On the design side, Windows 8's tablet-friendly Modern UI has its merits, with big easy targets for fat fingers, but it also wastes a lot of space if you're on a desktop with a decent-sized screen. Worse than that, it is inconsistent. You can see the areas where Microsoft has taken time to make a touch-driven user interface, even on the desktop, and other areas where it has not had time to make significant changes from Windows 7.
The Windows 8 setup process has a couple of points of interest. The list of default settings includes "Do Not Track in Internet Explorer", which means the web browser will request advertisers to not track the user as they move from website to website.
A new tutorial also shows up just before the Start screen appears for the first time. If a touchscreen is detected, an animation encourages you to swipe your finger in from the sides. You also get told to try moving the mouse pointer to the corners of the screen. Good advice, but not enough to avoid a difficult early experience for Windows users upgrading.
Cloudy online storage integration is a plus, for those willing to sign into a Microsoft account.
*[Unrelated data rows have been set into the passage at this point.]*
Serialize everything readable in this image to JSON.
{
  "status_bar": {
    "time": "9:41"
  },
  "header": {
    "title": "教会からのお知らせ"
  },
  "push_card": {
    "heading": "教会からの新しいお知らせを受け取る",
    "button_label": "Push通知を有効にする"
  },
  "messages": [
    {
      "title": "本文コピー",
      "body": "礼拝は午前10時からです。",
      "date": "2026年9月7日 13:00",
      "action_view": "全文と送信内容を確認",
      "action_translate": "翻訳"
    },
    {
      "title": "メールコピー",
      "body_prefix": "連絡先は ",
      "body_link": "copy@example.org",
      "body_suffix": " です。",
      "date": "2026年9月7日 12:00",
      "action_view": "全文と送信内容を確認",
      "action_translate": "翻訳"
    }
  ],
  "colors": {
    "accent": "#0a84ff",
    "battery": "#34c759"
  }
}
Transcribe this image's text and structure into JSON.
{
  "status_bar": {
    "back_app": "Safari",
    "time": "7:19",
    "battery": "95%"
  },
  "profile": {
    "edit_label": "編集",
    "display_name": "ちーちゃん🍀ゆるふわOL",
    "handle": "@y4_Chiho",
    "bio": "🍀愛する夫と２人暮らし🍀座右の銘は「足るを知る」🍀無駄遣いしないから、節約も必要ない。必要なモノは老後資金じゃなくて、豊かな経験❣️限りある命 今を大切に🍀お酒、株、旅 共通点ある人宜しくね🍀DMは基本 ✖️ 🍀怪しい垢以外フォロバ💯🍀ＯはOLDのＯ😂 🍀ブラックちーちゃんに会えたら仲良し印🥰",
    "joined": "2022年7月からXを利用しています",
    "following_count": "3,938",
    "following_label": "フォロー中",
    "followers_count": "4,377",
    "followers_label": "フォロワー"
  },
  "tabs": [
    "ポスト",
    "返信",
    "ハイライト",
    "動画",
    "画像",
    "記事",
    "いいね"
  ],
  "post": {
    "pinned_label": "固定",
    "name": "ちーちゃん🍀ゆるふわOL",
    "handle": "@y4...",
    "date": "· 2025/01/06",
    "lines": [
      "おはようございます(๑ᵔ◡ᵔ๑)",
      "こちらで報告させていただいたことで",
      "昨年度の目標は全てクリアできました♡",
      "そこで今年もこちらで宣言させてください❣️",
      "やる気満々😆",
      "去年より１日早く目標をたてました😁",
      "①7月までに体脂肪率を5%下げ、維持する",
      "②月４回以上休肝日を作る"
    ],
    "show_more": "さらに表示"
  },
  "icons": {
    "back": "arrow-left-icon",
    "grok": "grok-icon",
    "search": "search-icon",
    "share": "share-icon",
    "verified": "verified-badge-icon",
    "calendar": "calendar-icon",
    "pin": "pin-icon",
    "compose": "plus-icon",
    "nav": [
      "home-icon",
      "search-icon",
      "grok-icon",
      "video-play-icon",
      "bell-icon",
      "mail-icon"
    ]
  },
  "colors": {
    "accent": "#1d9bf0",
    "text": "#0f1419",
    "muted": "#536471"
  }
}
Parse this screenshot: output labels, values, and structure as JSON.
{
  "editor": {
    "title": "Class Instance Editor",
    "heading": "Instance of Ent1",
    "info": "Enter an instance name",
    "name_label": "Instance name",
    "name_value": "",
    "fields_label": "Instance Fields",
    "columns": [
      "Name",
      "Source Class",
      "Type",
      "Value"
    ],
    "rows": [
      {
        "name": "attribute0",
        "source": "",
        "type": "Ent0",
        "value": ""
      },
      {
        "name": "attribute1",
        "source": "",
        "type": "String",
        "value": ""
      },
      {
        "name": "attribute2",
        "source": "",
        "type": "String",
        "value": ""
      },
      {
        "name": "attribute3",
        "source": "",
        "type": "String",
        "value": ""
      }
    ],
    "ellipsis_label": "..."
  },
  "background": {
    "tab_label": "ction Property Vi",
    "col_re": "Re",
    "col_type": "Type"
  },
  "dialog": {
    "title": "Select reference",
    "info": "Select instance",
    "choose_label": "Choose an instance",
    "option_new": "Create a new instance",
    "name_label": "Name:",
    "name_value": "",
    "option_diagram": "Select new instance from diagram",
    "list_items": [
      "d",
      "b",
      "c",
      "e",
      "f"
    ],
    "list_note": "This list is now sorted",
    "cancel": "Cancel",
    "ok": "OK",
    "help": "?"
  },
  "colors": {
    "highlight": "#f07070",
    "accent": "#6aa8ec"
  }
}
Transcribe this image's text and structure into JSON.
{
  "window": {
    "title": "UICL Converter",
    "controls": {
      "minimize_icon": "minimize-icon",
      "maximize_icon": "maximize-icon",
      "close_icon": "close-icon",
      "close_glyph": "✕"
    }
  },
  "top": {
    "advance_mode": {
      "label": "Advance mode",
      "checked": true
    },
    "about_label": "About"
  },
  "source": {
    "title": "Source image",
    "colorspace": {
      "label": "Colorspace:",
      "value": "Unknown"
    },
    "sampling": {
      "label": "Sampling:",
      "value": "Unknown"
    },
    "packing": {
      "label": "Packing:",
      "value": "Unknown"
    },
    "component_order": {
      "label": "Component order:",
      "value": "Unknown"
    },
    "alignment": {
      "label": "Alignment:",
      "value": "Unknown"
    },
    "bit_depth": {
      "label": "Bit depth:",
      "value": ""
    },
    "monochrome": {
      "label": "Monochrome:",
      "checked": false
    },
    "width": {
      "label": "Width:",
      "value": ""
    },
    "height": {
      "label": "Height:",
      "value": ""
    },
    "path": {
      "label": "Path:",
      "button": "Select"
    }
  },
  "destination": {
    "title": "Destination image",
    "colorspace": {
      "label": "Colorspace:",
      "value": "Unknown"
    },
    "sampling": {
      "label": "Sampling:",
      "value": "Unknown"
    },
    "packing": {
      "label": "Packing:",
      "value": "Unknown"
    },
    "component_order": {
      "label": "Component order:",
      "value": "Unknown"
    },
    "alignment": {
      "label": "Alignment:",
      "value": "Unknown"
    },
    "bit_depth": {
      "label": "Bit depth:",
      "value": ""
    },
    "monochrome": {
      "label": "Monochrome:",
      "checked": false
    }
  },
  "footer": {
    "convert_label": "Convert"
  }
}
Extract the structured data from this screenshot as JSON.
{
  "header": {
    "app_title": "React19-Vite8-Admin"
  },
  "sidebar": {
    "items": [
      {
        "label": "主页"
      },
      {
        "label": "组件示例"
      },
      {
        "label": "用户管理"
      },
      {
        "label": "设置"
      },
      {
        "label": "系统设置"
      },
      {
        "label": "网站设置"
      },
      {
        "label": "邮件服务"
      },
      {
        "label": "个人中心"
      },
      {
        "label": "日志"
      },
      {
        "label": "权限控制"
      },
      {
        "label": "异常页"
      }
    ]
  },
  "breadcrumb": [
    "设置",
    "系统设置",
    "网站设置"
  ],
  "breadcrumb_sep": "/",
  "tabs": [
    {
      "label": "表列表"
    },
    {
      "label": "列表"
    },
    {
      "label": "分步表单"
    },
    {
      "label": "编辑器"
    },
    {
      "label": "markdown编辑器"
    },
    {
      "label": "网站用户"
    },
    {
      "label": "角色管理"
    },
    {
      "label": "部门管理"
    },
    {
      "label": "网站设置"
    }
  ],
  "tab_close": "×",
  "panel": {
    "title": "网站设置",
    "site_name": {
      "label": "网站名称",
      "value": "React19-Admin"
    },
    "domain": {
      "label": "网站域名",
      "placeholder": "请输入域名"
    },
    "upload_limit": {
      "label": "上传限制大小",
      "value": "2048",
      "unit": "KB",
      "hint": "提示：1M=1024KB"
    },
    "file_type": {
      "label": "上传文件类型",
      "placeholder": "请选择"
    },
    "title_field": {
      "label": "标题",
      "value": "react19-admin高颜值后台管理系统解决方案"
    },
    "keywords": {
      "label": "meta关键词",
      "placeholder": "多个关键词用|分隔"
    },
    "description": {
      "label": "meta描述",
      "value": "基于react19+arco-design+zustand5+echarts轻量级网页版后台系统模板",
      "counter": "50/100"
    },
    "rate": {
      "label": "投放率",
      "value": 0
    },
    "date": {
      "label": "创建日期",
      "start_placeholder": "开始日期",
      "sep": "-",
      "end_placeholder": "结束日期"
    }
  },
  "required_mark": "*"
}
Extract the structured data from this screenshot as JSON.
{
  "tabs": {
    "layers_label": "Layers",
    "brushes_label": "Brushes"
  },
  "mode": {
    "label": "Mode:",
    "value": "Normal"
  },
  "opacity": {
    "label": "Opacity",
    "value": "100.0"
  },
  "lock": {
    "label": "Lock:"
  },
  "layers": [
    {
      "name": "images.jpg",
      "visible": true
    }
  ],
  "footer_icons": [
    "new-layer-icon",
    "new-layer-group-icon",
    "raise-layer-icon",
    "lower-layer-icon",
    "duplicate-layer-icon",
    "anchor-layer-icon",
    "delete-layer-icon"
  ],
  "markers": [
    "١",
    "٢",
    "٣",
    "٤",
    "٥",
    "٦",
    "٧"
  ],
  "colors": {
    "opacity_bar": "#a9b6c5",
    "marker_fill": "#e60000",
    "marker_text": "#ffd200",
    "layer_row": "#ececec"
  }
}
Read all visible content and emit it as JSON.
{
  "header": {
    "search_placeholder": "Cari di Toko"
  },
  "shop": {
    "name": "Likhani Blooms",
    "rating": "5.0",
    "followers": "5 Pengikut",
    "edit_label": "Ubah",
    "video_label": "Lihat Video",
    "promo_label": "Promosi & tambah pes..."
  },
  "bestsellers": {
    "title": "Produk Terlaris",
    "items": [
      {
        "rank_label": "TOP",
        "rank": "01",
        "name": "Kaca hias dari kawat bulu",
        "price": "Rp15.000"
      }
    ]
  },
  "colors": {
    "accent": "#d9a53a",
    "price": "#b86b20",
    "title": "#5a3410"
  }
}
Settings roam between devices, and you can use SkyDrive or other services to keep documents in sync as well.
Good then, or bad? It is both; but the bad things are more cosmetic and able to be improved, while the good things are more to do with the underlying technology and therefore will last.
Reg contributor Verity Stob, writing for another publication, captured the Windows problem in a piece entitled State of Decay. In this decade-old piece, Verity describes the Cruft index, for example:
Cruft Force 8. Decrepit. Blue Screens Of Death are served daily. The SETI screen saver, like ET himself, encounters difficulty calling home and despairing during an overnight run creates 312 copies of its icon in an (impressively expanded) system tray that fills half the screen. Successful connections to the LAN are very rare.
Windows today is better, but not better enough. Computer manufacturers pile on crapware, users with stable systems fear installing software, and a download for one thing installs other stuff unless you forget to uncheck the box (Java, for example; shame on you Oracle).
Windows 8 does not fix every problem: there is still too much support for legacy stuff and Microsoft has to allow our old but essential software to run. What it does though is provide a platform within Windows on which apps can easily and safely be installed and removed, and on which they are isolated from each other, and from the operating system, through a clever system called Contracts which provides access to shared files and devices under user control.
Windows RT, the ARM version, goes a step further by prohibiting desktop software installation completely. At last, a safe and secure Windows, at least relative to the standards of the past.
The Intel x86 PC build by contrast is a transitional thing, but if you can live with a few inconsistencies and annoyances, it does work better than any previous version of Windows.
Microsoft will not have an easy time getting Windows 8 accepted, and perhaps it will fail. This is a company that is trying to move forward into the world of device-and-cloud while keeping faith with its legacy. Given the magnitude of the task, it is a good effort. ®